Not as children. Not as adults.
Why aren’t we enough? When will our numbers be enough? Do I need names for you to listen and witness what I say?
They are my real family. They are where I belong. I am proud to stand among them. But it’s not really okay.
I look out of the window in the middle of the night because there’s a nightmare and see a priest standing under a street lamp below, who is looking up at me and smiling. I can’t recognise my own husband when I wake up.
This is the memory and reality of rape, and things done to me in a back bedroom which I can’t tell anyone.
It’s the coldness in a Catholic bishop’s eyes when I told him what John had done, and the way my crying sounded when I read letters about me for the first time, between the then-archbishop and then-father John Aitchison, written in 1989.
I have been tested. I have been held accountable. I have paid a high price for protecting those I loved. I have been forced to name what was done to me.
So I want to say for the first and last time in my life — how dare you, John Aitchison? For everything you did me, a talented, sweet child who deserved so much better. How dare you?
Is okay to strip away my consent? My personal boundaries? My dignity? Is it fair? We are told as children that if you are in trouble, get help. Tell someone you trust. Someone will help you. Someone will listen. Someone will come.
But no one came. I wasn’t concentrating on sleepovers and friends and what subjects I liked at school. I was focused on survival. There wasn’t room for anything else.
Father John Aitchison built a prison. He held the keys to the door. In the past 30 years he enclosed me brick by brick, with endless corridors and cells where I have lived. Part of the awfulness is that I recognise that after a while, I have laid bricks myself — I hated myself so completely that it’s all I knew how to do.
I think I’ve lived there long enough. Please don’t ask me to stay. I can’t do it anymore. Endurance has a use-by date — it must be today.
You can imagine what this process is like. Multiply it. Imagine yourself when it was happening. Imagine yourself today — writing this down and preparing to speak out loud. For the first time — to say the real truth of what this is like. The truth is horribly sad and ugly.
But it’s other things too. Who am I? Would you be proud and would you feel brave?
Here’s the thing though. For all of this — all the ugly sadness, desperation, loss, suffering and pain — what brings me back each time is the face of a little girl looking steadily at the camera in her first grade photograph.
She has wide grey eyes and a gap between her front teeth.
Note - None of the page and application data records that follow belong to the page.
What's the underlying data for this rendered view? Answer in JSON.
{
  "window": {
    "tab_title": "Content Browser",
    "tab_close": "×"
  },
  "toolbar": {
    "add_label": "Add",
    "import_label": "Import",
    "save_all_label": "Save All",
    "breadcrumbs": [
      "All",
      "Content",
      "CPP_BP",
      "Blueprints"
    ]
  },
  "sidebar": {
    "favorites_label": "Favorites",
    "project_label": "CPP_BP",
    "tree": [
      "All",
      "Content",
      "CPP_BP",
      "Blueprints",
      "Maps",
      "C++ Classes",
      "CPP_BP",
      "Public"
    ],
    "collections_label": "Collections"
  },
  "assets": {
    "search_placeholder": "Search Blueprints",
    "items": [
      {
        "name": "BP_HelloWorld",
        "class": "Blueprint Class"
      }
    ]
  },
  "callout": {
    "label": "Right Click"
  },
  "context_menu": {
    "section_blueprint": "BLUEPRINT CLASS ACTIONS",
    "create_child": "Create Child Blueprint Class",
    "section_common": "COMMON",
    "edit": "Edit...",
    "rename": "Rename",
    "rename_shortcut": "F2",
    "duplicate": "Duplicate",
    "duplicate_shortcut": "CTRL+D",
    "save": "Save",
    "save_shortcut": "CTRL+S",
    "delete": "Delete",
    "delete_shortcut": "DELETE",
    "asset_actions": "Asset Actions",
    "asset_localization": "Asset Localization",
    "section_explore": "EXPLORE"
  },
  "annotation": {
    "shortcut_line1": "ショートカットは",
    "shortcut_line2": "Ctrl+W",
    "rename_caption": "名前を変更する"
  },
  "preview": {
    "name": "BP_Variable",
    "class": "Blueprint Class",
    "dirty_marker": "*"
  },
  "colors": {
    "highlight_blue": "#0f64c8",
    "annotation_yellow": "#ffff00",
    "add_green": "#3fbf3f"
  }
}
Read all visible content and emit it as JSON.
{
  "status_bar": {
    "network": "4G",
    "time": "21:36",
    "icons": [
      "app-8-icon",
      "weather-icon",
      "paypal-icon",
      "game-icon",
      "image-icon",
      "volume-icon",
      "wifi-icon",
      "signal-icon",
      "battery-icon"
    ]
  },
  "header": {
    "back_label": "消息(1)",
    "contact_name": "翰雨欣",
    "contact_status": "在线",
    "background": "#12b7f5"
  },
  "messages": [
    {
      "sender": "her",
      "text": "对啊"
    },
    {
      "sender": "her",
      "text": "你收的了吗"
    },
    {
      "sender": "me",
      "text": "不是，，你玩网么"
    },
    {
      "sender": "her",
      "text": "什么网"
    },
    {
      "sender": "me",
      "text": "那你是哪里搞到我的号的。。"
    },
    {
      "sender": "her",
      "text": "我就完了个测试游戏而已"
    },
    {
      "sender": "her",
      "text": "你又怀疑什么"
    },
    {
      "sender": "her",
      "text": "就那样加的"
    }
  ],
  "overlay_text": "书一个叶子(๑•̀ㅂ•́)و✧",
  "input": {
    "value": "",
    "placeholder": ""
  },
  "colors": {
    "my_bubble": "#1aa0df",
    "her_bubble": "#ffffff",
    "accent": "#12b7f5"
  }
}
Then, older at 14, she sits hunched over her violin, unsmiling, sombre. She has been raped. She has no words left.
I can’t tell you what she says to me because she isn’t loud or confident. I think she was hopeful for her life once. She deserved happiness, and love and an identity.
She deserved her dignity, her boundaries and especially to consent to her own life, lived the way she wanted.
I believe that if she was here, she’d tell you that the church was wrong, your society was wrong — she’s earned your respect.
It’s time for me to say for her — I will not be silent anymore.
She was not a thing to be used.
She was a person.
I am a person.
This is my story.
I was that child. She was so many wonderful things.
I am proud of her.
Originally published as Dark secret hidden in school photo